Here are some fabulous Futurist images by Gino Severini of trains speeding into or out of Paris during WWI:

Suburban Train Arriving in Paris, 1915

Armored Train in Action, 1915

Train de Blessés, 1915

Such wrecks, containing rolling stock and other items, such as railway sleepers, are fairly common, and illustrate the export of British railway engineering worldwide from the early days of the industry. The latest wreck containing rolling stock, as far as I know, may be that of the Fort Massac on 1 February 1946.

I came across a reference to a Darlington loco consigned for South Africa lost in the Thames Estuary in 1946 in the latest issue of my husband’s Railway Magazine. It just goes to show that you can find wreck information in the unlikeliest of places, buried deep among accounts of terrestrial infrastructure! The unnamed wreck in the article fits the profile of the Fort Massac in date and place of loss, and the fact that the vessel was outward-bound from Middlesborough.

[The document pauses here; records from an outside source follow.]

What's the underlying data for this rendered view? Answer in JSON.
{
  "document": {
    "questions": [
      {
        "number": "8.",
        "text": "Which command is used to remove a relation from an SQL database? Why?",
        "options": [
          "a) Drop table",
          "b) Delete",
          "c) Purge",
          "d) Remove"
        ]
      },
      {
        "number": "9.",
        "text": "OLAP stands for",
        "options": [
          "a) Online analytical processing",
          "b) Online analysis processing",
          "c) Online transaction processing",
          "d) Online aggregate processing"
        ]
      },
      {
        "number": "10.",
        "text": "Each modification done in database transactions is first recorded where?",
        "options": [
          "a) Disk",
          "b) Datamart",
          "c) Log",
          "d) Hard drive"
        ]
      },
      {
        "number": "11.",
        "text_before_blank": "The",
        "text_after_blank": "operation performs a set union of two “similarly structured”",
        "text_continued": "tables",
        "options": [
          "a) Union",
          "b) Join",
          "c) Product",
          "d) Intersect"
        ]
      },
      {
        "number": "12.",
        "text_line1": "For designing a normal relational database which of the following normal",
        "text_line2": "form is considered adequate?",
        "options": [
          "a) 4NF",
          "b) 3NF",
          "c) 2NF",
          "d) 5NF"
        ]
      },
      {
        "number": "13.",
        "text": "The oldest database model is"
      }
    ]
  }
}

To date, however, I have found no reference to a loco in either the UKHO record for the wreck site or in the contemporary press. There were certainly references to her ‘vital’ export cargo: the vessel was ‘loaded with the products of Britain’s export drive – silverware, bicycles, blankets, silks, steel manufactures and chemicals. It had taken nearly a month to load her.’ (1) Elsewhere her cargo was described as ‘a shop-window cargo of silks, taffetas, worsteds and silverware for the South African market.’ (2) These loads suggest that Yorkshire products were being specifically showcased, for example from the textile mills of West Yorkshire and the steel mills of Teesside.

So if there was indeed a loco on board, where did it come from and why wasn’t it newsworthy enough to be mentioned among what was admittedly a cargo that would have been accurately described as ‘general’? Both Hunslet of Leeds and Robert Stephenson and Hawthorns of Darlington built locos for the South African market and were sited in the ‘catchment area’ for the cargo: the former had a history of building smaller locos for the sugar trade such as at Gledhow in 1942, the latter supplied Class 19D locos for South African Railways after World War II.

Robert Stephenson and Hawthorns lost engine 2734, works no. 7247 consigned for South Africa off the east coast of England, but this is noted as 1947 (3); however, we can tell from profiling our other wreck records that there are no other vessels which fulfil the criteria of being lost off the east coast during the period 1946-1948, while bound to South Africa, other than the Fort Massac. Can anyone tell us more about her cargo?

(1) Hull Daily Mail, No.18,789, 02 February 1946, p1

(2) Shields Daily News, 02 February 1946, p8

(3) Holland, D F (1972) Steam Locomotives of the South African Railways. 2: 1910-1955 (1st ed.). Newton Abbott: David & Charles. pp. 93–96